YOUR INSTRUCTIONS>
Of the entries below, copy only those lines that contain the word "Meeting".

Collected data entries
_ _ _ _ _ _ _

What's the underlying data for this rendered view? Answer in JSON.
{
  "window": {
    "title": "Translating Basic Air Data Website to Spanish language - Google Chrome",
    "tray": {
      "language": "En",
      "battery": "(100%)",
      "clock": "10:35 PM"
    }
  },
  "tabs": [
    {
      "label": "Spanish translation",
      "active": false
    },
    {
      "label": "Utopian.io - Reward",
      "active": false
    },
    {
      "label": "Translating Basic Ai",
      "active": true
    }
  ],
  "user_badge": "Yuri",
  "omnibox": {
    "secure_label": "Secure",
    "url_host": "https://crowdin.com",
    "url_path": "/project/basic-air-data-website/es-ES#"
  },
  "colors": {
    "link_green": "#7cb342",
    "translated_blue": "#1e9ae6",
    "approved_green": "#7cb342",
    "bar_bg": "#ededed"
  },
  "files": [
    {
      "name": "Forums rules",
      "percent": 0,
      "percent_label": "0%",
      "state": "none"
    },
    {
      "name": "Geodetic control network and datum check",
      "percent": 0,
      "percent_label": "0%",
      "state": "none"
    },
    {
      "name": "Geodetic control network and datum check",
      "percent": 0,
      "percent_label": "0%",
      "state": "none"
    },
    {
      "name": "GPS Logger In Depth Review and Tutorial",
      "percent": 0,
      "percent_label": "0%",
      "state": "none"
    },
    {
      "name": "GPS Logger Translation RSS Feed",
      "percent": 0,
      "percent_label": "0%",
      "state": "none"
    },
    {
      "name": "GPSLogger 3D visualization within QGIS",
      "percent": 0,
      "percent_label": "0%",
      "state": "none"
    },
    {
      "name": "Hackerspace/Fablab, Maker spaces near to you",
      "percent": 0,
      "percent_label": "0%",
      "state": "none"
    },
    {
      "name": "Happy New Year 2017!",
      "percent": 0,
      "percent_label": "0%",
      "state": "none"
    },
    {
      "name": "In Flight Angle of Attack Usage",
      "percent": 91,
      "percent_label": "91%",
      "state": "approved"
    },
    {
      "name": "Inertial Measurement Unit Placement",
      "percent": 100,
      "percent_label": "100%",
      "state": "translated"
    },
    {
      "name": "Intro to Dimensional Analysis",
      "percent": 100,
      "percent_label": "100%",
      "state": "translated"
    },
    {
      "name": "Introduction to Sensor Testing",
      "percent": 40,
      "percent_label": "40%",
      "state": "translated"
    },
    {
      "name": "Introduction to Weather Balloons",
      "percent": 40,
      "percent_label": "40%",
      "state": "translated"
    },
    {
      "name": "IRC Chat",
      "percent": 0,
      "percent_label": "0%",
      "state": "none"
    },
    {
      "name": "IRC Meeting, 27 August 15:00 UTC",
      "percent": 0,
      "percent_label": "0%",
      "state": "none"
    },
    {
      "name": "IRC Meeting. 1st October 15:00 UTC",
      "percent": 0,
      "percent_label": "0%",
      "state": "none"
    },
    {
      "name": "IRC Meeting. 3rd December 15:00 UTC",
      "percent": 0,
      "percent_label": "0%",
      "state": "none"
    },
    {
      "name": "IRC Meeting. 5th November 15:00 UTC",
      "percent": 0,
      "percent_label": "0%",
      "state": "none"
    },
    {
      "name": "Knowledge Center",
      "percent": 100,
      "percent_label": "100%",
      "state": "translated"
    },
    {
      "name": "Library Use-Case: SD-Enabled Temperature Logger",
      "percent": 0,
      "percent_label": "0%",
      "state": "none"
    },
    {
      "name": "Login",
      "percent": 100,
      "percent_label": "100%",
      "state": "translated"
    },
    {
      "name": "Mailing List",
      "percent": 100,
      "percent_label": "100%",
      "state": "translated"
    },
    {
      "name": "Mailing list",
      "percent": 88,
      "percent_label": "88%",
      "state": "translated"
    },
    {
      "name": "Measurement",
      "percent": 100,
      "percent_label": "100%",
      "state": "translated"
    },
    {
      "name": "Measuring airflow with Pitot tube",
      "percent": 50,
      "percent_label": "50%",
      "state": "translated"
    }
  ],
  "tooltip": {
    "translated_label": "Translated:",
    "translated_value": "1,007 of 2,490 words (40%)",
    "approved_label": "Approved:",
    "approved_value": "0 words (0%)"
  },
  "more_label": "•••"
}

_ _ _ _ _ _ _

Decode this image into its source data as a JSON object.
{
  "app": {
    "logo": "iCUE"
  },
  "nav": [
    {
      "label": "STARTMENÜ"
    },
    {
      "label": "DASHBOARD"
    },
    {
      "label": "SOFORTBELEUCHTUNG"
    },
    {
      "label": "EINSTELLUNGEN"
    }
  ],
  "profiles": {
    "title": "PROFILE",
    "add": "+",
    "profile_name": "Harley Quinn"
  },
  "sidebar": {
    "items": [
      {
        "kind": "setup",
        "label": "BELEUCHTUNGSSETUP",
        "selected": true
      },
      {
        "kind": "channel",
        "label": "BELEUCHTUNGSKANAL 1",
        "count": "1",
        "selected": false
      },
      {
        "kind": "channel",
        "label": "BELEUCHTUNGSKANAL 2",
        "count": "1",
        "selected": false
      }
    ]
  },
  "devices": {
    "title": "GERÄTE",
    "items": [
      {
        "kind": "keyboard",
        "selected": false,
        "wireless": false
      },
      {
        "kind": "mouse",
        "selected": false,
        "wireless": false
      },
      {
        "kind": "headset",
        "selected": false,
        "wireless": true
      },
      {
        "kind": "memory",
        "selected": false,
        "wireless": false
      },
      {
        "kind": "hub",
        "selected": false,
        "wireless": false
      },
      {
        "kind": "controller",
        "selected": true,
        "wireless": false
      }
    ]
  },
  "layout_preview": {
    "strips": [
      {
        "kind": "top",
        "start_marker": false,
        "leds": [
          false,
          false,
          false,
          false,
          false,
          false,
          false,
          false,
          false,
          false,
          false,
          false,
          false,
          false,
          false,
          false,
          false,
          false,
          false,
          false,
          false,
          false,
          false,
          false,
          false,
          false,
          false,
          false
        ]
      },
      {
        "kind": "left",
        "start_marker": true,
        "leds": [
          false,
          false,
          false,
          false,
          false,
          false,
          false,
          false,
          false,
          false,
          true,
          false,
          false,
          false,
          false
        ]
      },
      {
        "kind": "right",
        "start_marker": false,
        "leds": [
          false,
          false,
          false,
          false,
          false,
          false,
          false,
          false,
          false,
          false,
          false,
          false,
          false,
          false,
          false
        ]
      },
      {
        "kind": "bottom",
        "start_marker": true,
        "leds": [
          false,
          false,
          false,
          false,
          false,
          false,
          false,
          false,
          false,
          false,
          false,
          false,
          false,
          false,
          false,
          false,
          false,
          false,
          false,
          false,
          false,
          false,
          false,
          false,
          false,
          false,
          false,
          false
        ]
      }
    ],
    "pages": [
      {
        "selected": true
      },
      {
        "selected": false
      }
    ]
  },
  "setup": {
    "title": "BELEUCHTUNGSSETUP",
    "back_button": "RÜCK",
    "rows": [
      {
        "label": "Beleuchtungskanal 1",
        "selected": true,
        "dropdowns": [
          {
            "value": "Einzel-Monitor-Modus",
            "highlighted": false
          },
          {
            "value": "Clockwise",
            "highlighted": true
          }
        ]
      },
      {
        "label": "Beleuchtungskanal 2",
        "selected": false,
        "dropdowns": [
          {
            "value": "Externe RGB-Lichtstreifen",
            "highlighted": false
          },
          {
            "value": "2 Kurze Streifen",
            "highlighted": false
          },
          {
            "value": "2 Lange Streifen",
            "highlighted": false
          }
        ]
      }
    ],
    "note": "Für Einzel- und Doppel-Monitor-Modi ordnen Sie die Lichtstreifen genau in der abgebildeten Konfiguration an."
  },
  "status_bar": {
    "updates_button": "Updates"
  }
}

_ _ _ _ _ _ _

WRITTEN RESPONSE>
      "name": "IRC Meeting, 27 August 15:00 UTC",
      "name": "IRC Meeting. 1st October 15:00 UTC",
      "name": "IRC Meeting. 3rd December 15:00 UTC",
      "name": "IRC Meeting. 5th November 15:00 UTC",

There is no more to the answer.